“I was always much older than the other students, especially in summer school. Many of the other students would say, ‘Here comes Grandma,’ she said, laughing. “I devoted all my efforts and skills into my class work, because I knew how important it was. That’s not the way that the first and second year students I met looked at it. They wanted to get their credits so they could graduate and get a job. Well that was not my thinking! I already had a job, so I put everything into it and I’ve never regretted it.”
Ever a natural teacher, Foster also lent her expertise to other university students, helping them with things like basic grammar.
In her Composition classes, she always encouraged students to read during the school year, and there was a strong focus on writing.
“In Grade 12, we had letter writing for how to write a friendly letter, a letter of complaint, a letter of request, business letters, etc. Those are the ones the students needed the most guidance on,” she said.

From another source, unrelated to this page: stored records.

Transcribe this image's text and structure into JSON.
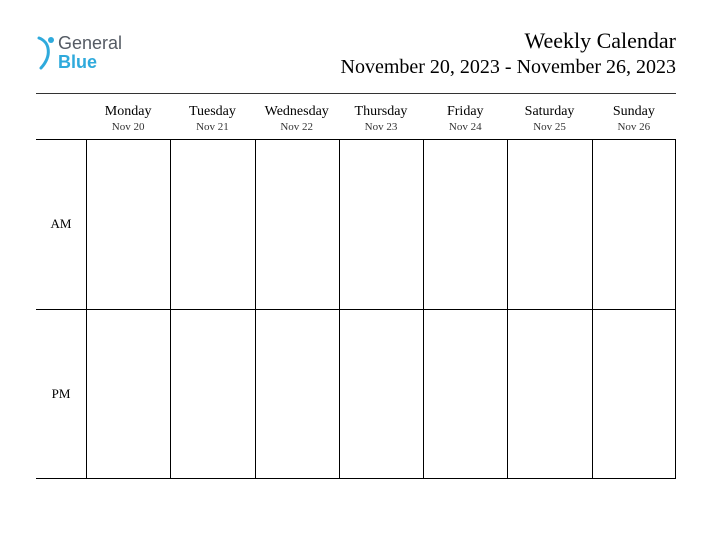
{
  "logo": {
    "general": "General",
    "blue": "Blue"
  },
  "title": {
    "main": "Weekly Calendar",
    "range": "November 20, 2023 - November 26, 2023"
  },
  "days": [
    {
      "name": "Monday",
      "date": "Nov 20"
    },
    {
      "name": "Tuesday",
      "date": "Nov 21"
    },
    {
      "name": "Wednesday",
      "date": "Nov 22"
    },
    {
      "name": "Thursday",
      "date": "Nov 23"
    },
    {
      "name": "Friday",
      "date": "Nov 24"
    },
    {
      "name": "Saturday",
      "date": "Nov 25"
    },
    {
      "name": "Sunday",
      "date": "Nov 26"
    }
  ],
  "periods": {
    "am": "AM",
    "pm": "PM"
  }
}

She also enjoyed the mentorship aspect of teaching, and was keen on helping students find their path beyond high school.
“I think I spent a lot of thought in trying to pick out what is the best in every student, and my students always came to me to discuss a lot of things, like applying for scholarships, which of course involves writing letters or summaries. If they were having problems in another subject, I would give them what advice I thought was fair from my standpoint.”
As the oldest member of Saskatoon’s Century Club, Foster also used to speak regularly to high school students, offering advice on school and life.
“I always told them to have a goal. When you’re starting grade nine you should have a goal. When I see someone who is 18 years of age and on the verge of graduating from Grade 12, and I say, ‘What are you going to do when you graduate?’ and they say they haven’t a clue, it just breaks my heart. It’s important for staff to have taken into consideration helping the students to set a goal.”
With that in mind, Foster says there have been many changes to the education system over the years.
“If I start talking about this I could be here for the rest of the afternoon!” she laughs. “I would say my two complaints though are the change to not teaching phonics, and then the second one was when they brought in (changes to how you can) fail a student. Where in life can you be successful by not meeting the requirements of that particular job? You have to meet the criteria before you get a mark on it.”
With a love of instructing engrained in her, Foster continued teaching in one form or another for many years. She worked as a tour guide director, training other guides and leading tours in North America and Europe for travellers. Her favourite trips were to Disneyland and the Maritimes.
Foster also spent years volunteering as a private English tutor with international students, and was awarded the Queen Elizabeth II Diamond Jubilee Medal in 2012 for her volunteer service.
She has quite the stack of letters of thanks and congratulations too, including some she received for her 100th birthday from the premier, prime minister, governor general and others.
Always learning, Foster loves to stay engaged in current events and listens to many audiobooks, including ones on history and biography.
She follows Canadian curling closely, and is an avid bridge player, noting that the game is her favourite pastime.
Looking back, Foster says one of the best things is keeping in touch with former students and hearing that she made a difference in their lives.
“My students, who are themselves seniors now, still keep in contact with me during the year. And if we have a reunion, it’s always very touching and moving when they come up to me and say, ‘Mrs. Foster, you were my best teacher.’”